European Union leaders say they are united in sticking to the Iran nuclear deal as long as Tehran abides by it. They say they will launch new measures to protect European firms doing business with Iran from U.S. sanctions. But the 28-member bloc was less unified on membership status for six Balkan nations during a special summit Thursday in Bulgaria.
The EU will launch on Friday the so-called blocking status to protect, in particular, small and mid-size companies with Iranian business interests.It will also tap the European Investment Bank to help shield them from threatened U.S. sanctions, following President Donald Trump's decision to pull out of the Iran nuclear deal.
European Commission head Jean-Claude Juncker also said the bloc is willing to discuss strengthening energy ties with the United States and changes to the World Trade Organization rules, but only after Washington makes the temporary exemptions to steel and aluminum tariffs set to expire June 1 permanent.
"We will not negotiate with the sword of Damocles hanging over our heads," said Juncker. "It is a matter of dignity and a matter of efficiency."
European frustration over the Trump administration has been growing, especially following its pullout from the Iran deal last week.It was reflected in EU chief Donald Tusk's remarks following the Sofia summit.
"I think the real geopolitical problem is not when you have an unpredictable opponent, or enemy or partner," said Tusk.
"The problem," he added, "is when your closest friend is unpredictable.

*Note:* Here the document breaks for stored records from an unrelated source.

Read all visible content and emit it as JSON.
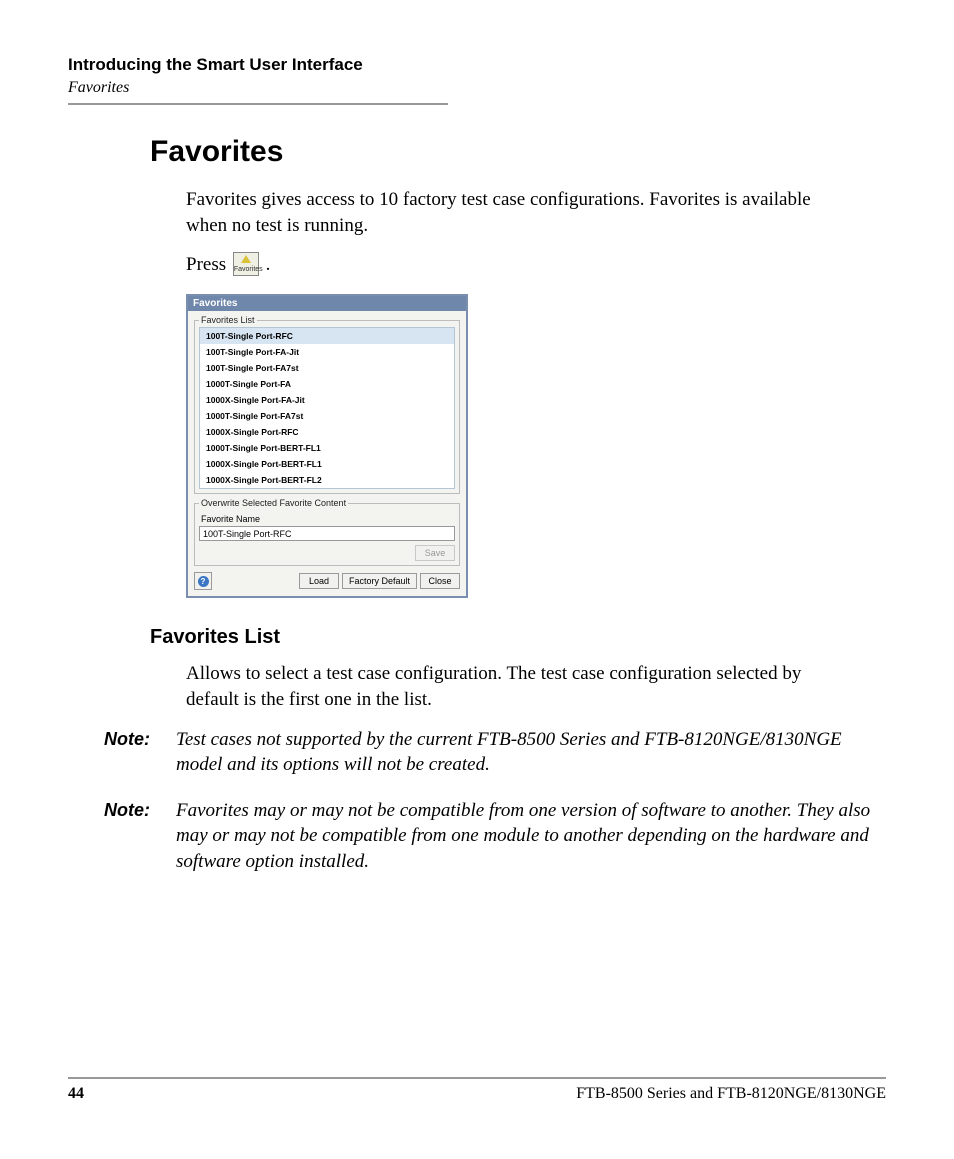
{
  "header": {
    "chapter_title": "Introducing the Smart User Interface",
    "chapter_subtitle": "Favorites"
  },
  "section": {
    "title": "Favorites",
    "intro": "Favorites gives access to 10 factory test case configurations. Favorites is available when no test is running.",
    "press_label": "Press",
    "press_period": ".",
    "icon_caption": "Favorites"
  },
  "dialog": {
    "title": "Favorites",
    "list_legend": "Favorites List",
    "items": [
      "100T-Single Port-RFC",
      "100T-Single Port-FA-Jit",
      "100T-Single Port-FA7st",
      "1000T-Single Port-FA",
      "1000X-Single Port-FA-Jit",
      "1000T-Single Port-FA7st",
      "1000X-Single Port-RFC",
      "1000T-Single Port-BERT-FL1",
      "1000X-Single Port-BERT-FL1",
      "1000X-Single Port-BERT-FL2"
    ],
    "selected_index": 0,
    "overwrite_legend": "Overwrite Selected Favorite Content",
    "favorite_name_label": "Favorite Name",
    "favorite_name_value": "100T-Single Port-RFC",
    "save_button": "Save",
    "load_button": "Load",
    "factory_default_button": "Factory Default",
    "close_button": "Close"
  },
  "subsection": {
    "title": "Favorites List",
    "body": "Allows to select a test case configuration. The test case configuration selected by default is the first one in the list."
  },
  "notes": {
    "label": "Note:",
    "note1": "Test cases not supported by the current FTB-8500 Series and FTB-8120NGE/8130NGE model and its options will not be created.",
    "note2": "Favorites may or may not be compatible from one version of software to another. They also may or may not be compatible from one module to another depending on the hardware and software option installed."
  },
  "footer": {
    "page_number": "44",
    "product_line": "FTB-8500 Series and FTB-8120NGE/8130NGE"
  }
}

It is not a joke now. This is the essence our problem today with our friends on the other side of the Atlantic."
Split over the Balkans
Even as the European Union is united over sticking to the Iran deal, the summit also highlighted the difficulties of expanding the block to include western Balkans candidates. There are a series of challenges, from the refusal by half a dozen EU nations to recognize Kosovo, to bilateral disputes and concerns over Balkans stability. EU members also need to decide in June whether to open membership talks with Macedonia and Albania.
But the Europeans are also aware of competition for influence in the Balkans, including from Russia. Some argue membership expansion will inject new vitality into the European Union, which is losing Britain with Brexit.
"I do not see another future for the western Balkans other than the EU," said Tusk. "There is no alternative, there is no plan B. The Western Balkans are an integral part of Europe and they belong to our community."
But Tusk acknowledged Balkans nations are also grappling with sizable problems. And some member states like France argue the European Union must first get its own house in order before taking on new members.